The US Food and Drug Administration (FDA) is to investigate the safety of an inhalable caffeine shot called AeroShot, which only hit US shelves last month.
The probe follow calls for a safety review from US Senator Charles E. Schumer, who claims the product encourages under-age drinking and makes unsubstantiated health claims.
The product, manufactured in France by Breathable Foods, was introduced in New York and Boston markets in January after it bypassed GRAS approval since it was marketed as a dietary supplement.
Each AeroShot gives the user 100mgs of caffeine through 4-6 puffs, which is equivalent to around one cup of coffee.
Senator strikes back
In December, Schumer issued a letter to FDA commissioner Margaret Hamburg urging her to conduct a full review into the safety and legality of the of the lipstick-size disposable inhaler.
“AeroShot is another in a long line of dangerous products designed to facilitate under-age and excessive drinking, and the FDA needs to move quickly to get it off store shelves,” he said.
Schumer was previously instrumental in the FDA’s decision remove alcoholic energy drink Four Loko from the market in 2010.
He complains that Breathable Food’s AeroShots hit stores without an age restriction and had been marketed as a “party enhancer”.
“It can facilitate excessive drinking and its effects have never been examined by independent regulators to determine their impact on the human body.”
“We need to make sure that AeroShot does not become the next Four Loko by facilitating dangerous levels of drinking among teenagers and college students,” he continued.
The lung conundrum
According to Schumer, there is no evidence to support the company’s claim that the product is safe because it does not enter the lungs, but rather is dissolved in the mouth and swallowed.
Breathable Foods says on its website: “AeroShot does not enter the lungs.

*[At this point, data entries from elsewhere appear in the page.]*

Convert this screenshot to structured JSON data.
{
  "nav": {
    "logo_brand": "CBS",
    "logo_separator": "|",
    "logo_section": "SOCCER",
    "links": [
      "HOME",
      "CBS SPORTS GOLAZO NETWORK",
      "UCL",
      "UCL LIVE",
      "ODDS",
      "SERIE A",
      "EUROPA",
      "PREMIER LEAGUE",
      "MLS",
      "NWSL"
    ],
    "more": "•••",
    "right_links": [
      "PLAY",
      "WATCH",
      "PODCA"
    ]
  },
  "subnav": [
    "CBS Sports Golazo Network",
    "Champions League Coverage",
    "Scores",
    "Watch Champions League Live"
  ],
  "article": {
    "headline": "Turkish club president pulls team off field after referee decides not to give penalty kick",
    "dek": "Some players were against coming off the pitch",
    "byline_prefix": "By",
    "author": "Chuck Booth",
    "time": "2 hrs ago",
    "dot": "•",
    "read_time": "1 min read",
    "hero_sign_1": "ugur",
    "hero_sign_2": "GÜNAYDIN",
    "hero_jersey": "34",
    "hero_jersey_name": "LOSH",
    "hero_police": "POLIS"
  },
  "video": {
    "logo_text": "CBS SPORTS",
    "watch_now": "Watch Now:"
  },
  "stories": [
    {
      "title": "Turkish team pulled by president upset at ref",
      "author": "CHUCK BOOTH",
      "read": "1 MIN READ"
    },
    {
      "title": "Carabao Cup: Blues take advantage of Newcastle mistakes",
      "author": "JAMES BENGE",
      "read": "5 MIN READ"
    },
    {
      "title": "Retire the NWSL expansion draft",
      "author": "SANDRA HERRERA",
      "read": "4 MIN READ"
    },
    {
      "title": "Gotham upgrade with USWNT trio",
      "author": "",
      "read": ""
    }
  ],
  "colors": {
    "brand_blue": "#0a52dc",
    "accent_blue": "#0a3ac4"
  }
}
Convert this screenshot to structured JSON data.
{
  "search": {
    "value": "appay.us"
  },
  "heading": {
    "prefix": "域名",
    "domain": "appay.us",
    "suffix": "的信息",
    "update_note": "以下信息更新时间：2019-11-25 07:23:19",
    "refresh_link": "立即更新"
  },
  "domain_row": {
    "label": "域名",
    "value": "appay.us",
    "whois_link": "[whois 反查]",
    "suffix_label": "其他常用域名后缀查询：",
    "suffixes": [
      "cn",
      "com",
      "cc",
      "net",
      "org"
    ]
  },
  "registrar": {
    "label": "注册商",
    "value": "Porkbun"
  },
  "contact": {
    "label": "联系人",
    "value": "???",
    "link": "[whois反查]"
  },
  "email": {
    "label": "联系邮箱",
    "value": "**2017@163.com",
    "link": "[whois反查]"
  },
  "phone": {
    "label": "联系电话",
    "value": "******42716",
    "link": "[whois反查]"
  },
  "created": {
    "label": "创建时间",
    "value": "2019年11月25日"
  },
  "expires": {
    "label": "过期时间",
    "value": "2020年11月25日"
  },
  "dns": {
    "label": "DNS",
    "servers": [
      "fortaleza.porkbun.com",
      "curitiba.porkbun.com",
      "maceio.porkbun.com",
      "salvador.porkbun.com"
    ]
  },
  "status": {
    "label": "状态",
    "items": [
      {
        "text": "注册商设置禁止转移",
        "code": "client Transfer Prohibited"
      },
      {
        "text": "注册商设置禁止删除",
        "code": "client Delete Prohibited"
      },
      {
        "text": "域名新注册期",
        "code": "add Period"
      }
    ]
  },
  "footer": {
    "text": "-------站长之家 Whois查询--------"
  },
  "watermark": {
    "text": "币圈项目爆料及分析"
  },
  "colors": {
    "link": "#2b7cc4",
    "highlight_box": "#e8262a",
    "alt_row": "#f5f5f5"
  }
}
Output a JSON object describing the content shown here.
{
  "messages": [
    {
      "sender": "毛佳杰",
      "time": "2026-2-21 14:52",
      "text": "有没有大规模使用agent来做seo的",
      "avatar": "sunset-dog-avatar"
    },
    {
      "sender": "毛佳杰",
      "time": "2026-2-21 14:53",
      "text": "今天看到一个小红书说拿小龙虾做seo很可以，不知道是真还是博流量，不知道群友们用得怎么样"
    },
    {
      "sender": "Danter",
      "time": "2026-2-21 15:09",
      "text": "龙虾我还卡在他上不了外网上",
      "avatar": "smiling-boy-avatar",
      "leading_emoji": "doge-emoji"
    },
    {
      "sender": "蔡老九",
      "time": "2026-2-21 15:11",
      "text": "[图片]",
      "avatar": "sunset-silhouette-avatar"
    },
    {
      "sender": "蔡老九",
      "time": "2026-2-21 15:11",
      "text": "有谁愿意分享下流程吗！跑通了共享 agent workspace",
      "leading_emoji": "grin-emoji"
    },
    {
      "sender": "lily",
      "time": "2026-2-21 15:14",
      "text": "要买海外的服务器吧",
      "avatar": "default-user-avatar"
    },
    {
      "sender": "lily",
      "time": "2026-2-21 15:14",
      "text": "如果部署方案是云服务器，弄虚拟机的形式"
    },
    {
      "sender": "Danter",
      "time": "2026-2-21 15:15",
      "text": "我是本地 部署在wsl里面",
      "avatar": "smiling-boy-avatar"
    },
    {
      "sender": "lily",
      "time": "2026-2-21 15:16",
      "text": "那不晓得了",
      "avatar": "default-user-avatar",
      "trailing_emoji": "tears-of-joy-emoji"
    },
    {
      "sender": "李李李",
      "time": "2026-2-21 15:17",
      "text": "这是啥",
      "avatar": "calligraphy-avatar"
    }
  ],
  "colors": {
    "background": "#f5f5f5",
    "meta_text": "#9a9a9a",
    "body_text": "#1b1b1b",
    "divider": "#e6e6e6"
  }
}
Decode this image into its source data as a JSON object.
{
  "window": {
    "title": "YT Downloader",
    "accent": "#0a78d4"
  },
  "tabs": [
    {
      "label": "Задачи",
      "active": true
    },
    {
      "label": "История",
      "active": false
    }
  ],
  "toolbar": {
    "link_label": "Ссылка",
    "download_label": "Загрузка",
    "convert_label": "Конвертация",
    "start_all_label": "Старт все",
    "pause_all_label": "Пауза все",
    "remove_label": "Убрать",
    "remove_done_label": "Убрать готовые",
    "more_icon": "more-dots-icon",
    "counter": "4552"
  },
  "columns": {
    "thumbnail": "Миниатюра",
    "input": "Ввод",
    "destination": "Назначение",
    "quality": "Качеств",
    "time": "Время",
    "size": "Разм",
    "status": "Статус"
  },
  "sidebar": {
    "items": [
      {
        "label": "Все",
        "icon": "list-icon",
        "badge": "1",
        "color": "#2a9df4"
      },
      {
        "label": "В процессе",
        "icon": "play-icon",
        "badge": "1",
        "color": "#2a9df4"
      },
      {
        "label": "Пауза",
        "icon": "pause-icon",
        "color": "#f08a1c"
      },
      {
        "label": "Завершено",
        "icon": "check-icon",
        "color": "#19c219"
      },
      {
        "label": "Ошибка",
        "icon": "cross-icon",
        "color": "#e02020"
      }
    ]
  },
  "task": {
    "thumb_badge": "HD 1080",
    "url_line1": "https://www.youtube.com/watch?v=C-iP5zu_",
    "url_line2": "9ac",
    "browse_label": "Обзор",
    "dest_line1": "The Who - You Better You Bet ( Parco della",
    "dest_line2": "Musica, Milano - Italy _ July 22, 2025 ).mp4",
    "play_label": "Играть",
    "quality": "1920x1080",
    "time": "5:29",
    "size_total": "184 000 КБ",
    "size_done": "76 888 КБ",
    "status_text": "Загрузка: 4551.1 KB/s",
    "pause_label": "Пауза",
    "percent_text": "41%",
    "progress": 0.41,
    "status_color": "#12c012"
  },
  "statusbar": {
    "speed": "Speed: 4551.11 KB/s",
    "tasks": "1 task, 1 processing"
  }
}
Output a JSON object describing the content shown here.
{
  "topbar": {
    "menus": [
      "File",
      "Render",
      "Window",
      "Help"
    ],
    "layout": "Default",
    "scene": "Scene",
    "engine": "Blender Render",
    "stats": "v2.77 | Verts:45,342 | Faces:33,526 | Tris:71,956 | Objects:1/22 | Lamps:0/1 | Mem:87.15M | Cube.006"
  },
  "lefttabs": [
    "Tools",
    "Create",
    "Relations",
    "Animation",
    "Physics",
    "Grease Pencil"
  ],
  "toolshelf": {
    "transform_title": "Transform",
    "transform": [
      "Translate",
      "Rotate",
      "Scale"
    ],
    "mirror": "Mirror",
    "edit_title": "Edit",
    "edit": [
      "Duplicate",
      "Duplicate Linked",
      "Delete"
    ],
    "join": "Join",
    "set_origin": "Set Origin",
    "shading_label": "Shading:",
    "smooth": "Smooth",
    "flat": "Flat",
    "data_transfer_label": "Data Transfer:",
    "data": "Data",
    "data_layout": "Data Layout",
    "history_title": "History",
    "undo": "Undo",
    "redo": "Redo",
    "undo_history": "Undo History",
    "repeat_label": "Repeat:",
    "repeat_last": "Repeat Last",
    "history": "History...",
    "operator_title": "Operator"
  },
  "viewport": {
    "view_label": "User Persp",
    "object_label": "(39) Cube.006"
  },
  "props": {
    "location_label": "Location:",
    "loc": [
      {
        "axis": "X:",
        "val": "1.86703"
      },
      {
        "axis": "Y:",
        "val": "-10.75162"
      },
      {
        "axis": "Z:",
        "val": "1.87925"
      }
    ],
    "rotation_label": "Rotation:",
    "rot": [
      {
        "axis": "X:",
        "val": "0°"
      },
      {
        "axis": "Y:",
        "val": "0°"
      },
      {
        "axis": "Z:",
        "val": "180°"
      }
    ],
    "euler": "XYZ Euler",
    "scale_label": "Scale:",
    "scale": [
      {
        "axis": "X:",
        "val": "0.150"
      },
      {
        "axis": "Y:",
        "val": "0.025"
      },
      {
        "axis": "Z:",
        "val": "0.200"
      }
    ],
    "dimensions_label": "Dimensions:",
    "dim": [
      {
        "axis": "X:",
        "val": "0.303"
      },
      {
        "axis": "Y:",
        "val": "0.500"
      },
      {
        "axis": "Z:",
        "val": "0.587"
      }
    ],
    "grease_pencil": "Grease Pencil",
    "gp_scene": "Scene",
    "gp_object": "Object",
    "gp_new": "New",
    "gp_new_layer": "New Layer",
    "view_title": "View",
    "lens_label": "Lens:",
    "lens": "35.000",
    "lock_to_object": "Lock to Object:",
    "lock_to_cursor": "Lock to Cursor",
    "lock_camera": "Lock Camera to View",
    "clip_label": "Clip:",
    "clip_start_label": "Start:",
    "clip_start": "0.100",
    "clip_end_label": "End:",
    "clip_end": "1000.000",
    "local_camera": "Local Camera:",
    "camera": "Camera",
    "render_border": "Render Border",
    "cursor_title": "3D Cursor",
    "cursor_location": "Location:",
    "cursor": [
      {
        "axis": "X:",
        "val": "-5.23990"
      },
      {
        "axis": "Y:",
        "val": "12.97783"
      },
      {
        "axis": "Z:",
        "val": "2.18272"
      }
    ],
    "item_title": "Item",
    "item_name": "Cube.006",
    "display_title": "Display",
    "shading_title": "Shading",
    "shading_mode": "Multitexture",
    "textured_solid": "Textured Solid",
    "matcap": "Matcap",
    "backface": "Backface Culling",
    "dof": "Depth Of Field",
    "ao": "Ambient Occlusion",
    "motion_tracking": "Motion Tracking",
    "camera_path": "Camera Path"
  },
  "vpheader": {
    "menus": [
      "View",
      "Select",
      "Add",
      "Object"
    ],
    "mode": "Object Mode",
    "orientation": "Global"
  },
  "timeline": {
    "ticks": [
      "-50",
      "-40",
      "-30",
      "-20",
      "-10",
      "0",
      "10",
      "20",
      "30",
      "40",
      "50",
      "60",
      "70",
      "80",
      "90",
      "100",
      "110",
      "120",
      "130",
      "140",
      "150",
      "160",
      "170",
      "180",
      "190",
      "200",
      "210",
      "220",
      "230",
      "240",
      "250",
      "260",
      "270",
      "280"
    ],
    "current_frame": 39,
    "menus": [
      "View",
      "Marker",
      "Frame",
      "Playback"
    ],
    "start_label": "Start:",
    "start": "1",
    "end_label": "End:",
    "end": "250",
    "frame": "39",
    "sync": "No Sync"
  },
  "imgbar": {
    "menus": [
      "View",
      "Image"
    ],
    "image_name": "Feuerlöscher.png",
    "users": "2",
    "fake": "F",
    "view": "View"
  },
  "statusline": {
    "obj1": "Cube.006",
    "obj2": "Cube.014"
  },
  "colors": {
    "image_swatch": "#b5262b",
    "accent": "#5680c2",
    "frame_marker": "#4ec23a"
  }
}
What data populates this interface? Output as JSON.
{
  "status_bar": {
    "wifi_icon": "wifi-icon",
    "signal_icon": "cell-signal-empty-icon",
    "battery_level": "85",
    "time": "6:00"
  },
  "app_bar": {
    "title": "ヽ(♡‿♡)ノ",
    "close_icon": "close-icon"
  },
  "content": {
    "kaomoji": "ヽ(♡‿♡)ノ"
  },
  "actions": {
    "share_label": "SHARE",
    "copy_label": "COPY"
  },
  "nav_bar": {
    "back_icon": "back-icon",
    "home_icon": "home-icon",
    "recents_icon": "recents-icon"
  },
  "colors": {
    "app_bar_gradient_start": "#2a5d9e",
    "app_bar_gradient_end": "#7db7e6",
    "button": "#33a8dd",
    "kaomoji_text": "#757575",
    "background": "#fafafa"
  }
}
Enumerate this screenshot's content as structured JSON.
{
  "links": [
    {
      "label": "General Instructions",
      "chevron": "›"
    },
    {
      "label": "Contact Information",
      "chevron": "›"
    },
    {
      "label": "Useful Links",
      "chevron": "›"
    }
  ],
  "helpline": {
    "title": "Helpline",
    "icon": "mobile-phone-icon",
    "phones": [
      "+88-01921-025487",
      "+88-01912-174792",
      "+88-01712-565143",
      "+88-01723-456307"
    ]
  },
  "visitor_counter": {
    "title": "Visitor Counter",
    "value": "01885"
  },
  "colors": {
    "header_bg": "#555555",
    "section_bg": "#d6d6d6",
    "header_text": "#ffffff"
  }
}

Decades of research have shown that particles above 10 microns in size, if inhaled, fall out of the mouth and do not penetrate the respiratory tract.”
The American Academy of Pediatrics (AAP) sent a separate letter to Breathable Foods citing its concerns. AAP fears caffeine inhalation could exacerbate asthma in children and affect developing neurologic and cardiovascular systems.
Dietary supplement ‘loophole’
Schumer voiced further concerns that the company was able to surpass GRAS approval by marketing its product as a dietary supplement.
“I want to raise a systemic concern about manufacturers’ use of the dietary supplement law as a loophole to avoid having to demonstrate that a food additive, like caffeine, is “generally recognized as safe” (GRAS) by qualified experts.”
“I urge the FDA to not let the addition of incidental ingredients undermine its critical responsibility to protect public health by ensuring the safety of our food and beverage products,” he said.
Following the investigation, the FDA will have the option to issue a warning letter to Breathable Foods, which could see the removal of the product from stores.
Breathable Foods CEO Tom Hadfield said: "We will cooperate fully with the FDA’s review to address the issues raised by Sen. Schumer
and are confident that it will conclude that AeroShot is a safe, effective product that complies with FDA regulations.”